President Donald Trump called for legislation imposing the death penalty in cases of hate crimes and mass shootings following deadly attacks in El Paso, Texas, and Dayton, Ohio. The suspect in El Paso is believed to have posted a racist, anti-immigrant screed online before the shooting. Authorities don’t know the motive in the Dayton attack.

According to FBI statistics, hate crimes are increasing nationwide, including in Minnesota. The Minnesota Bureau of Criminal Apprehension says 127 bias-motivated crimes were reported in the state last year. That’s fewer than the 147 hate crimes reported in 2017, but it’s still more than the number reported in 2016.

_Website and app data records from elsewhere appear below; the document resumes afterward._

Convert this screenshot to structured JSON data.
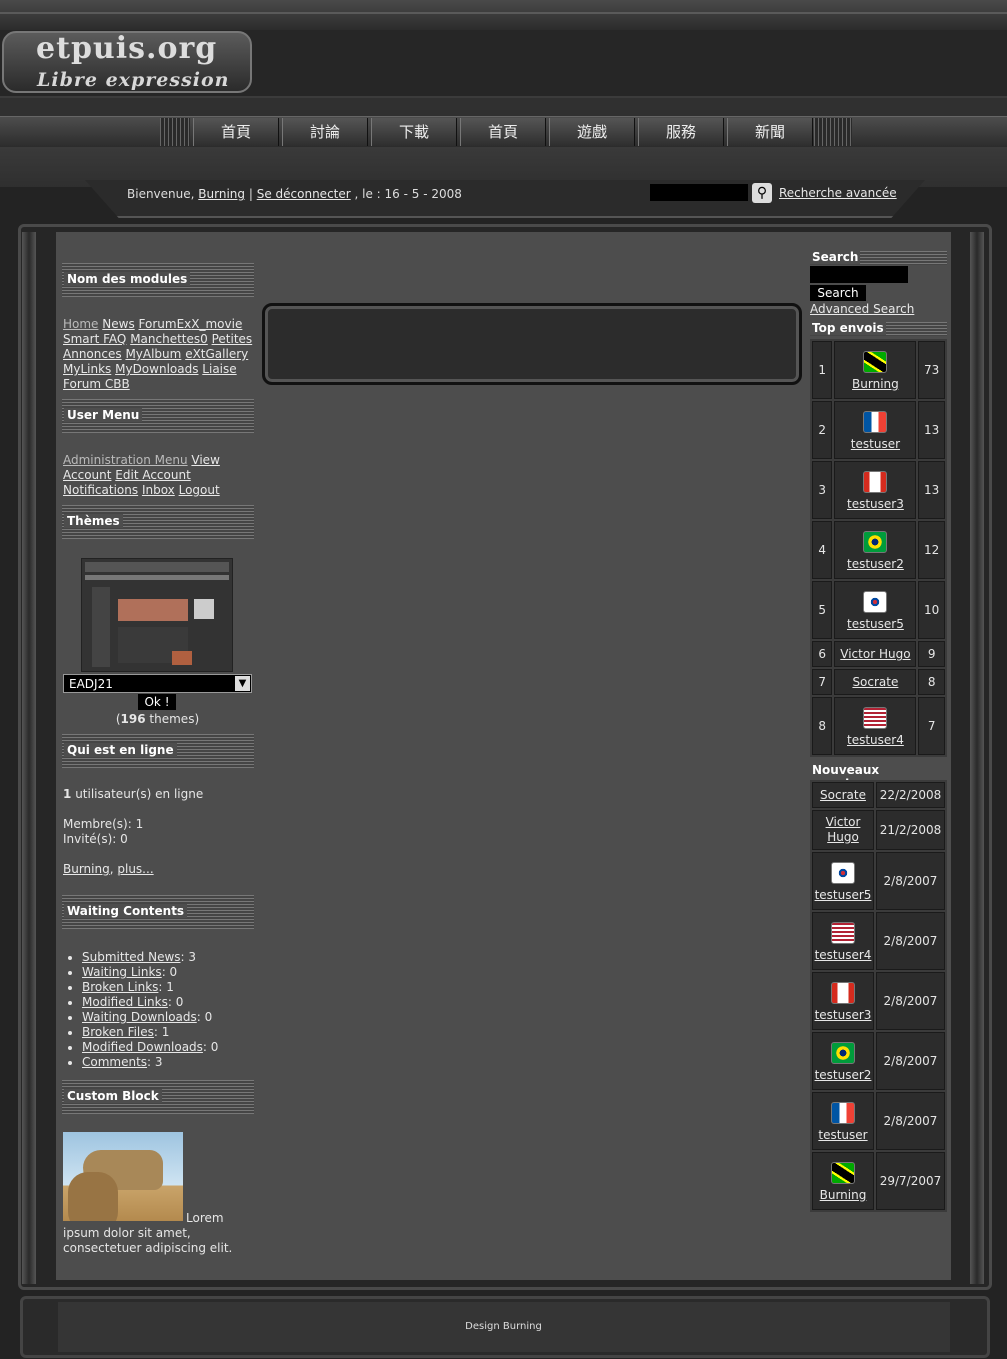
{
  "site": {
    "logo_main": "etpuis.org",
    "logo_sub": "Libre expression"
  },
  "nav": [
    "首頁",
    "討論",
    "下載",
    "首頁",
    "遊戲",
    "服務",
    "新聞"
  ],
  "welcome": {
    "prefix": "Bienvenue,",
    "user": "Burning",
    "sep": "|",
    "logout": "Se déconnecter",
    "date": ", le : 16 - 5 - 2008"
  },
  "header_search": {
    "advanced": "Recherche avancée",
    "icon": "magnifier-icon"
  },
  "left": {
    "modules_title": "Nom des modules",
    "modules": [
      "Home",
      "News",
      "ForumEx",
      "X_movie",
      "Smart FAQ",
      "Manchettes0",
      "Petites Annonces",
      "MyAlbum",
      "eXtGallery",
      "MyLinks",
      "MyDownloads",
      "Liaise",
      "Forum CBB"
    ],
    "user_menu_title": "User Menu",
    "user_menu": [
      "Administration Menu",
      "View Account",
      "Edit Account",
      "Notifications",
      "Inbox",
      "Logout"
    ],
    "themes_title": "Thèmes",
    "theme_selected": "EADJ21",
    "ok": "Ok !",
    "theme_count": "196",
    "theme_count_label": "themes",
    "online_title": "Qui est en ligne",
    "online_count": "1",
    "online_label": "utilisateur(s) en ligne",
    "members": "Membre(s): 1",
    "guests": "Invité(s): 0",
    "online_user": "Burning",
    "more": "plus...",
    "waiting_title": "Waiting Contents",
    "waiting": [
      {
        "label": "Submitted News",
        "count": ": 3"
      },
      {
        "label": "Waiting Links",
        "count": ": 0"
      },
      {
        "label": "Broken Links",
        "count": ": 1"
      },
      {
        "label": "Modified Links",
        "count": ": 0"
      },
      {
        "label": "Waiting Downloads",
        "count": ": 0"
      },
      {
        "label": "Broken Files",
        "count": ": 1"
      },
      {
        "label": "Modified Downloads",
        "count": ": 0"
      },
      {
        "label": "Comments",
        "count": ": 3"
      }
    ],
    "custom_title": "Custom Block",
    "custom_text1": "Lorem",
    "custom_text2": "ipsum dolor sit amet,",
    "custom_text3": "consectetuer adipiscing elit."
  },
  "right": {
    "search_title": "Search",
    "search_button": "Search",
    "advanced": "Advanced Search",
    "top_title": "Top envois",
    "top": [
      {
        "rank": "1",
        "name": "Burning",
        "count": "73",
        "flag": "jamaica"
      },
      {
        "rank": "2",
        "name": "testuser",
        "count": "13",
        "flag": "france"
      },
      {
        "rank": "3",
        "name": "testuser3",
        "count": "13",
        "flag": "canada"
      },
      {
        "rank": "4",
        "name": "testuser2",
        "count": "12",
        "flag": "brazil"
      },
      {
        "rank": "5",
        "name": "testuser5",
        "count": "10",
        "flag": "korea"
      },
      {
        "rank": "6",
        "name": "Victor Hugo",
        "count": "9",
        "flag": ""
      },
      {
        "rank": "7",
        "name": "Socrate",
        "count": "8",
        "flag": ""
      },
      {
        "rank": "8",
        "name": "testuser4",
        "count": "7",
        "flag": "usa"
      }
    ],
    "new_title": "Nouveaux membres",
    "new_members": [
      {
        "name": "Socrate",
        "date": "22/2/2008",
        "flag": ""
      },
      {
        "name": "Victor Hugo",
        "date": "21/2/2008",
        "flag": ""
      },
      {
        "name": "testuser5",
        "date": "2/8/2007",
        "flag": "korea"
      },
      {
        "name": "testuser4",
        "date": "2/8/2007",
        "flag": "usa"
      },
      {
        "name": "testuser3",
        "date": "2/8/2007",
        "flag": "canada"
      },
      {
        "name": "testuser2",
        "date": "2/8/2007",
        "flag": "brazil"
      },
      {
        "name": "testuser",
        "date": "2/8/2007",
        "flag": "france"
      },
      {
        "name": "Burning",
        "date": "29/7/2007",
        "flag": "jamaica"
      }
    ]
  },
  "footer": "Design Burning"
}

Minnesota Attorney General Keith Ellison said officials know that hate crimes are prevalent, Minnesota Public Radio News reported.

“Even if the numbers are not extremely high, those events inject a paralyzing fear into the people who are in the targeted group, whether or not they themselves have been the victims of the attack,” Ellison said.

Ellison, a Democrat, said his office has been putting together a working group on hate crimes. His office has met with legislators, law enforcement leaders and religious and community leaders to try to understand hate crimes in Minnesota. He hopes to turn those meetings into more formal partnerships and recommendations for law enforcement and legislators.
Minnesota’s U.S. Attorney Erica MacDonald, who was nominated by President Donald Trump, said her office works with the state attorney general’s office and the Department of Human Rights as well as federal, state and local law enforcement to address hate crimes in Minnesota.

“Everybody is committed to prosecuting these offenses, to protecting against these offenses and protecting our community,” MacDonald said. “And what I hope that we continue to do is continue to reach the community and make sure that they understand where to go when they need help — that we’ll always have their backs.”

Minnesota Human Rights Commissioner Rebecca Lucero said her office has seen a significant increase in discrimination cases.
Some 40 percent of the charges filed by the Department of Human Rights over the past year included claims of racial discrimination. That’s up from 28 percent two years ago.

Lucero said preventing violent hate crimes needs to start with addressing discrimination.

“We are all the problem here. We are part of creating a system that allows for violence to occur in the first place,” she said.” And so I think the sooner we take ownership of that, that helps us break down this sense of helplessness that people feel around all of this.”
Information from: Minnesota Public Radio News,